ProPublica asked CUNY epidemiologist Denis Nash to factcheck Cuomo’s assertion that New York acted faster than any other state in moving from the discovery of the outbreak to a statewide shutdown. Nash replied that the per capita death rate was 10 times higher in New York than it was in California by the time each state ordered a shutdown of all but the most essential activity. “There is no question that California timed its response better,” Nash said.
The recent story in ProPublica joins a few other deep dives that tell similar stories about New York’s early missteps: “How Delays and Unheeded Warnings Impeded New York’s Virus Fight,” a New York Times investigation on April 8; and “Seattle’s Leaders Let Scientists Take The Lead. New York’s Did Not,” an April 26 feature in The New Yorker.
Cuomo has done a lot of things well—including being straightforward about delivering bad news and uncertainty—and none of this absolves the federal government of mounting a weak and chaotic response to a situation in which it was expected to show leadership. But New York’s early missteps, along with its failure to keep infections from exploding in nursing homes and prisons, might serve as a lesson for how to respond better if another, larger wave of infections breaks—or if another dangerous virus makes the leap from a wild animal to humans, a prospect many scientists think is increasing in risk as humans further encroach on wild habitats.
The River has a guide on where, how, and when to get tested for the coronavirus in the Hudson Valley and Catskills. We also have a regularly updated list of resources on our website. To read more of our daily news roundups, visit our coronavirus page.
The River is collaborating with WGXC to announce these updates over the air. To listen, tune in to 90.7 FM at midnight, 5am, 7am, or 9am, or visit the audio archive online.
La Voz, una revista de cultura y noticias del Valle de Hudson en español, está traduciendo estos resúmenes y co-publicandolos en su página web.
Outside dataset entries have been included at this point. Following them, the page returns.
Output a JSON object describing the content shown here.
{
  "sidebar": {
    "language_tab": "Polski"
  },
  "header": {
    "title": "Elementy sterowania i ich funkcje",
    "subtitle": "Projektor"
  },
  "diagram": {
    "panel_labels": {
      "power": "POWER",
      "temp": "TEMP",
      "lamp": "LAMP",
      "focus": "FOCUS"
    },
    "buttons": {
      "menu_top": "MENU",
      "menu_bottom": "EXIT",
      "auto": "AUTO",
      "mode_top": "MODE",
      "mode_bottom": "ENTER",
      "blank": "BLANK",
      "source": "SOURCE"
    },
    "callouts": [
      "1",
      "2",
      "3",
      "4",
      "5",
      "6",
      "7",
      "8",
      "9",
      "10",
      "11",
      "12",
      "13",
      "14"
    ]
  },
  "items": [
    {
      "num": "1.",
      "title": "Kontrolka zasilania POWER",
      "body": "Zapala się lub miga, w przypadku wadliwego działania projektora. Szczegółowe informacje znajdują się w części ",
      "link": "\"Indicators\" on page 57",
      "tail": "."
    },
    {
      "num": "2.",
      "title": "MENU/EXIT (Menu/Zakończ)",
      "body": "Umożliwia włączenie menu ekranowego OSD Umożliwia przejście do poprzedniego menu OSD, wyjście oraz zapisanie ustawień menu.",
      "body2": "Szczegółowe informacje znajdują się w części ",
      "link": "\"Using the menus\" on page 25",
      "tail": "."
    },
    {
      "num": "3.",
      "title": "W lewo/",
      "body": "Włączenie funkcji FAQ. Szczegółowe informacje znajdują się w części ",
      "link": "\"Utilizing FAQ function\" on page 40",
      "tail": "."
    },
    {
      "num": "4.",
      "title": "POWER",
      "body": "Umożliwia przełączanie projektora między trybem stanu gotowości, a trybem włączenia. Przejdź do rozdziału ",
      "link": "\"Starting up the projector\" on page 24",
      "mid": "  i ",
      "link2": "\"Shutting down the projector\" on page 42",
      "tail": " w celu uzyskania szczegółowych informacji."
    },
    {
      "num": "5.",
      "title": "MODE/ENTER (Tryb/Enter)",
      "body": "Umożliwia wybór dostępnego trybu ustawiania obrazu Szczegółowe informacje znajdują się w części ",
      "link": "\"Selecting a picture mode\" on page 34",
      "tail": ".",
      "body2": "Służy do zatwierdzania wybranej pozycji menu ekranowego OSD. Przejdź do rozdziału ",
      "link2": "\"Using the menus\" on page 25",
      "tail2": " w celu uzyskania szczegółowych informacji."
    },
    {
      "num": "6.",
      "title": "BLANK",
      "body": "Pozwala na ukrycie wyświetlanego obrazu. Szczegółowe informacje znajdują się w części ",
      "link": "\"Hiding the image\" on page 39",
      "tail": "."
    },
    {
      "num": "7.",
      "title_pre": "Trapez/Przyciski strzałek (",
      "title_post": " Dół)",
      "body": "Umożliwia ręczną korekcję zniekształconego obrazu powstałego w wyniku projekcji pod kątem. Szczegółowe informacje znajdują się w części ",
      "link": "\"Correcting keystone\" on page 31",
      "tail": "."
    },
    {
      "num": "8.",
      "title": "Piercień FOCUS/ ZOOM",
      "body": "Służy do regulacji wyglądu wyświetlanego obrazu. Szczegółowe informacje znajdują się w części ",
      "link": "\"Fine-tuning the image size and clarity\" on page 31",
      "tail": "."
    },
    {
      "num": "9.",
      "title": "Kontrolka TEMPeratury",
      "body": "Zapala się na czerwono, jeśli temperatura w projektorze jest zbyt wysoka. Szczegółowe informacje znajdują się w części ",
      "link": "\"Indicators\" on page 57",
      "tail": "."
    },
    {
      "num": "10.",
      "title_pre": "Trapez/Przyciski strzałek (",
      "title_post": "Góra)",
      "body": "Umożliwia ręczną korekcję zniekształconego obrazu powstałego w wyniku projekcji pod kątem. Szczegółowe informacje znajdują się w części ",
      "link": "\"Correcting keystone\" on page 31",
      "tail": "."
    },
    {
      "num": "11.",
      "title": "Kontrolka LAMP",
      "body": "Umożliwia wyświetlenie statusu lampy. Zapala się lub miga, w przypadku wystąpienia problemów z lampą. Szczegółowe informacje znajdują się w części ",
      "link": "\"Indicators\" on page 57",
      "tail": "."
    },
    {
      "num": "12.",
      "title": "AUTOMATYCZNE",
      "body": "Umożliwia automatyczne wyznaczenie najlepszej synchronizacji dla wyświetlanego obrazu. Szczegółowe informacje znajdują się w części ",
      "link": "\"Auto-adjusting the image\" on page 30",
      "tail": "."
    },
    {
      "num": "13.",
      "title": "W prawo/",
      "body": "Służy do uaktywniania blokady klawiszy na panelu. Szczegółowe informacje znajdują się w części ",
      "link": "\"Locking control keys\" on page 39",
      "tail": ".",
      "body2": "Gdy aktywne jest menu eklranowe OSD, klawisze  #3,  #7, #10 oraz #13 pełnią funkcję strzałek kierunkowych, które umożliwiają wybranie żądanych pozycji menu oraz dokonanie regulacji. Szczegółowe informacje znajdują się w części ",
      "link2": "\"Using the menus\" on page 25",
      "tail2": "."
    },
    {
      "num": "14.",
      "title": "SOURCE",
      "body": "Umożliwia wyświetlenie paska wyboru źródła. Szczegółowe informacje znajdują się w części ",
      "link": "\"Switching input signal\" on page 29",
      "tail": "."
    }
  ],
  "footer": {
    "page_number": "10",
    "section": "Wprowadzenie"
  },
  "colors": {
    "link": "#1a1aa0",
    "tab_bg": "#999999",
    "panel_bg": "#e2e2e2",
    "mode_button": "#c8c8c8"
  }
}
Leyendo aqui. También puede escuchar actualizaciones diarias por audio en el show “La Voz con Mariel Fiori” en Radio Kingston.